▸ **Task requirements**: Would you show every line from the records that holds "file"?

▸ **Extracted entries**:

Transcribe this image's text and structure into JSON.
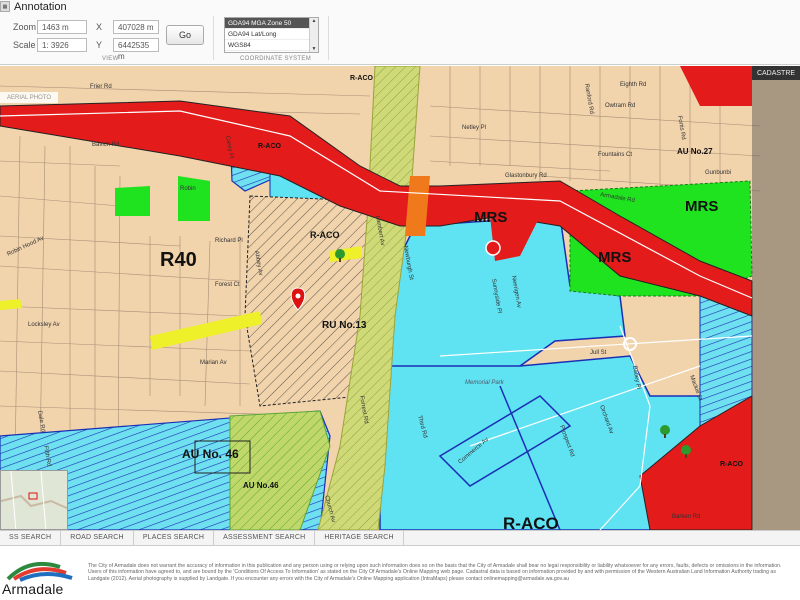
{
  "header": {
    "tab_title": "Annotation",
    "menu_icon": "grid-icon",
    "zoom_label": "Zoom",
    "zoom_value": "1463 m",
    "scale_label": "Scale",
    "scale_value": "1: 3926",
    "x_label": "X",
    "x_value": "407028 m",
    "y_label": "Y",
    "y_value": "6442535 m",
    "go_label": "Go",
    "view_caption": "VIEW",
    "coord_caption": "COORDINATE SYSTEM",
    "coord_options": [
      "GDA94 MGA Zone 50",
      "GDA94 Lat/Long",
      "WGS84"
    ]
  },
  "map": {
    "aerial_tab": "AERIAL PHOTO",
    "cadastre_tab": "CADASTRE",
    "zone_labels": [
      "R40",
      "MRS",
      "MRS",
      "MRS",
      "R-ACO",
      "R-ACO",
      "R-ACO",
      "R-ACO",
      "AU No. 46",
      "AU No.46",
      "RU No.13",
      "AU No.27",
      "R-ACO"
    ],
    "park_label": "Memorial Park",
    "streets": [
      "Frier Rd",
      "Bavich Rd",
      "Robin",
      "Richard Pl",
      "Robin Hood Av",
      "Forest Ct",
      "Locksley Av",
      "Marian Av",
      "Dale Rd",
      "Fifth Rd",
      "Netley Pl",
      "Owtram Rd",
      "Fountains Ct",
      "Glastonbury Rd",
      "Armadale Rd",
      "Forrest Rd",
      "Jull St",
      "Third Rd",
      "Prospect Rd",
      "Church Av",
      "Abbey Av",
      "Lambert Av",
      "Carey Pl",
      "Newburgh St",
      "Sunnyside Pl",
      "Batley Pl",
      "Fortis Rd",
      "Gunbunbi",
      "Ranford Rd",
      "Orchard Av",
      "Commerce Av",
      "Mackie St",
      "Neerigen Av",
      "Barken Rd",
      "Eighth Rd"
    ]
  },
  "search_tabs": [
    "SS SEARCH",
    "ROAD SEARCH",
    "PLACES SEARCH",
    "ASSESSMENT SEARCH",
    "HERITAGE SEARCH"
  ],
  "footer": {
    "logo_text": "Armadale",
    "disclaimer": "The City of Armadale does not warrant the accuracy of information in this publication and any person using or relying upon such information does so on the basis that the City of Armadale shall bear no legal responsibility or liability whatsoever for any errors, faults, defects or omissions in the information. Users of this information have agreed to, and are bound by the 'Conditions Of Access To Information' as stated on the City Of Armadale's Online Mapping web page. Cadastral data is based on information provided by and with permission of the Western Australian Land Information Authority trading as Landgate (2012). Aerial photography is supplied by Landgate. If you encounter any errors with the City of Armadale's Online Mapping application (IntraMaps) please contact onlinemapping@armadale.wa.gov.au"
  },
  "colors": {
    "residential": "#f1d3ac",
    "mrs_road": "#e31b1b",
    "mrs_green": "#1ee31e",
    "aco_blue": "#5fe2f2",
    "rail_yellow": "#c9d96b",
    "zone_border": "#1a2fb5"
  }
}
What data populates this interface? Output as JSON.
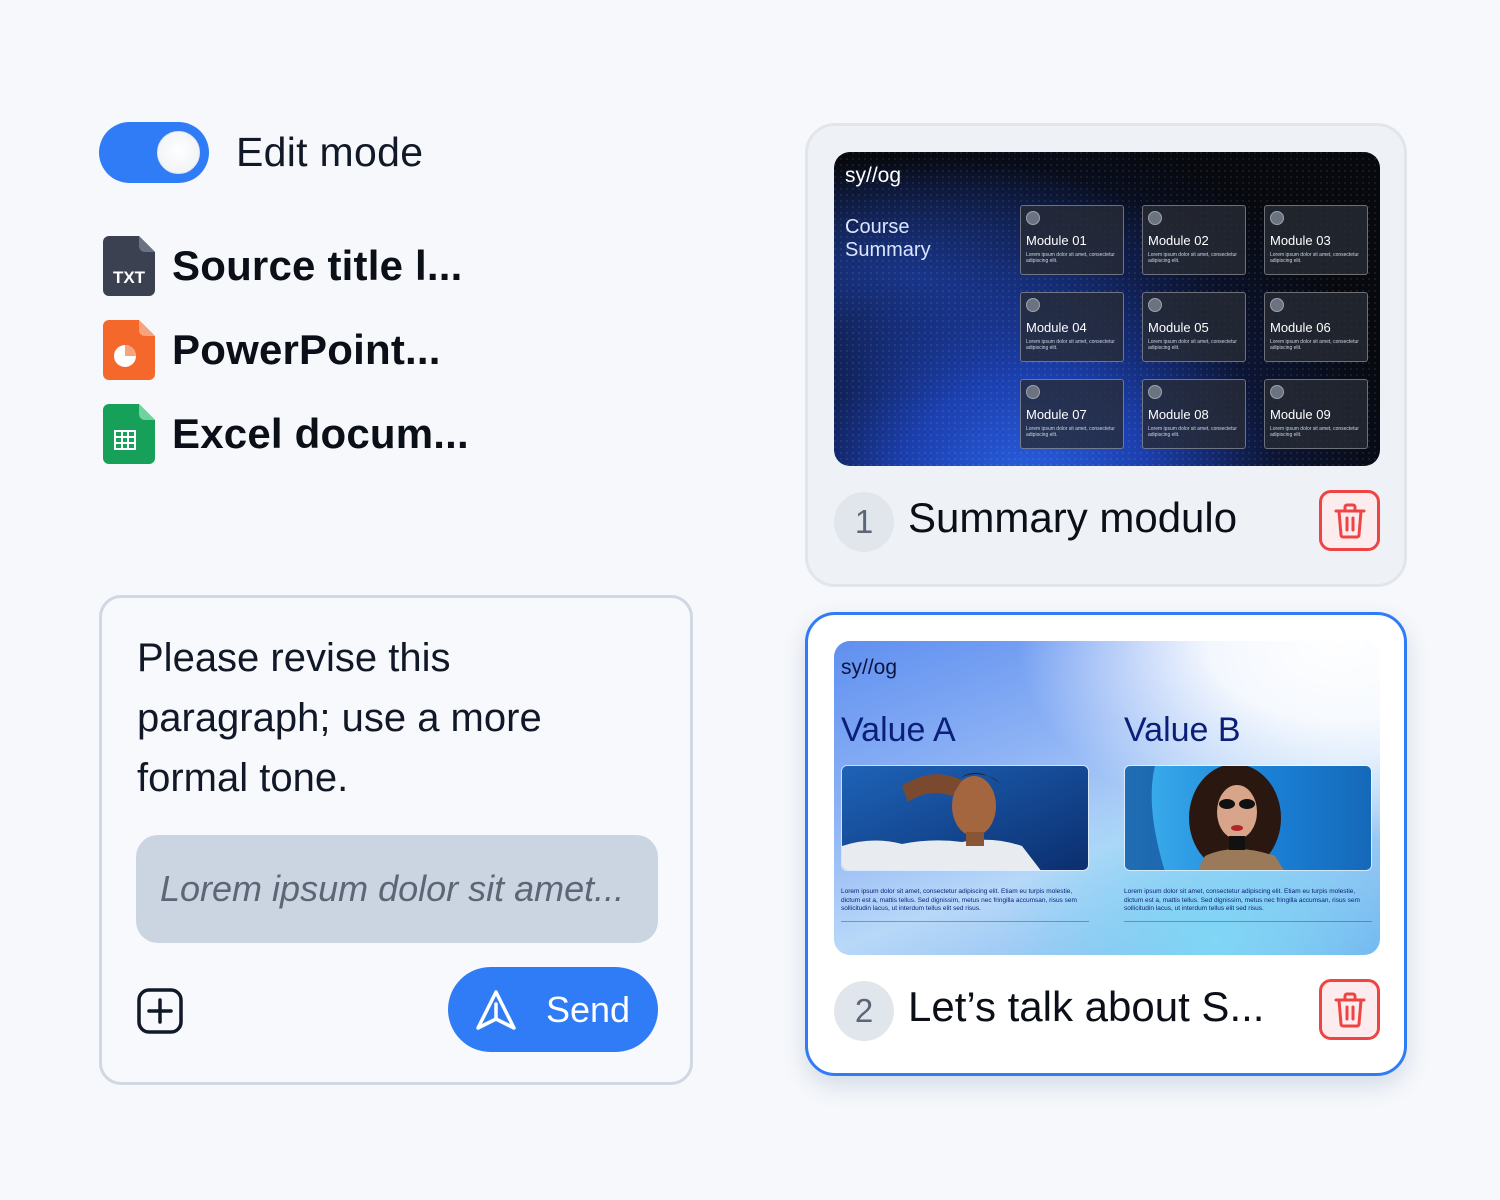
{
  "edit_mode": {
    "label": "Edit mode",
    "enabled": true,
    "accent": "#2f7cf6"
  },
  "sources": [
    {
      "type_icon": "txt-file-icon",
      "badge": "TXT",
      "name": "Source title l...",
      "color": "#3b4150"
    },
    {
      "type_icon": "powerpoint-file-icon",
      "name": "PowerPoint...",
      "color": "#f4682c"
    },
    {
      "type_icon": "excel-file-icon",
      "name": "Excel docum...",
      "color": "#16a05a"
    }
  ],
  "prompt": {
    "text": "Please revise this paragraph; use a more formal tone.",
    "placeholder": "Lorem ipsum dolor sit amet...",
    "send_label": "Send"
  },
  "slides": [
    {
      "number": "1",
      "title": "Summary modulo",
      "thumbnail": {
        "logo": "sy//og",
        "heading": "Course Summary",
        "modules": [
          {
            "title": "Module 01",
            "desc": "Lorem ipsum dolor sit amet, consectetur adipiscing elit."
          },
          {
            "title": "Module 02",
            "desc": "Lorem ipsum dolor sit amet, consectetur adipiscing elit."
          },
          {
            "title": "Module 03",
            "desc": "Lorem ipsum dolor sit amet, consectetur adipiscing elit."
          },
          {
            "title": "Module 04",
            "desc": "Lorem ipsum dolor sit amet, consectetur adipiscing elit."
          },
          {
            "title": "Module 05",
            "desc": "Lorem ipsum dolor sit amet, consectetur adipiscing elit."
          },
          {
            "title": "Module 06",
            "desc": "Lorem ipsum dolor sit amet, consectetur adipiscing elit."
          },
          {
            "title": "Module 07",
            "desc": "Lorem ipsum dolor sit amet, consectetur adipiscing elit."
          },
          {
            "title": "Module 08",
            "desc": "Lorem ipsum dolor sit amet, consectetur adipiscing elit."
          },
          {
            "title": "Module 09",
            "desc": "Lorem ipsum dolor sit amet, consectetur adipiscing elit."
          }
        ]
      }
    },
    {
      "number": "2",
      "title": "Let’s talk about S...",
      "selected": true,
      "thumbnail": {
        "logo": "sy//og",
        "values": [
          {
            "title": "Value A",
            "text": "Lorem ipsum dolor sit amet, consectetur adipiscing elit. Etiam eu turpis molestie, dictum est a, mattis tellus. Sed dignissim, metus nec fringilla accumsan, risus sem sollicitudin lacus, ut interdum tellus elit sed risus."
          },
          {
            "title": "Value B",
            "text": "Lorem ipsum dolor sit amet, consectetur adipiscing elit. Etiam eu turpis molestie, dictum est a, mattis tellus. Sed dignissim, metus nec fringilla accumsan, risus sem sollicitudin lacus, ut interdum tellus elit sed risus."
          }
        ]
      }
    }
  ],
  "colors": {
    "accent": "#2f7cf6",
    "danger": "#ef4444",
    "background": "#f6f8fb"
  }
}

▸ **Reply to the exercise**:
      "type_icon": "txt-file-icon",
      "type_icon": "powerpoint-file-icon",
      "type_icon": "excel-file-icon",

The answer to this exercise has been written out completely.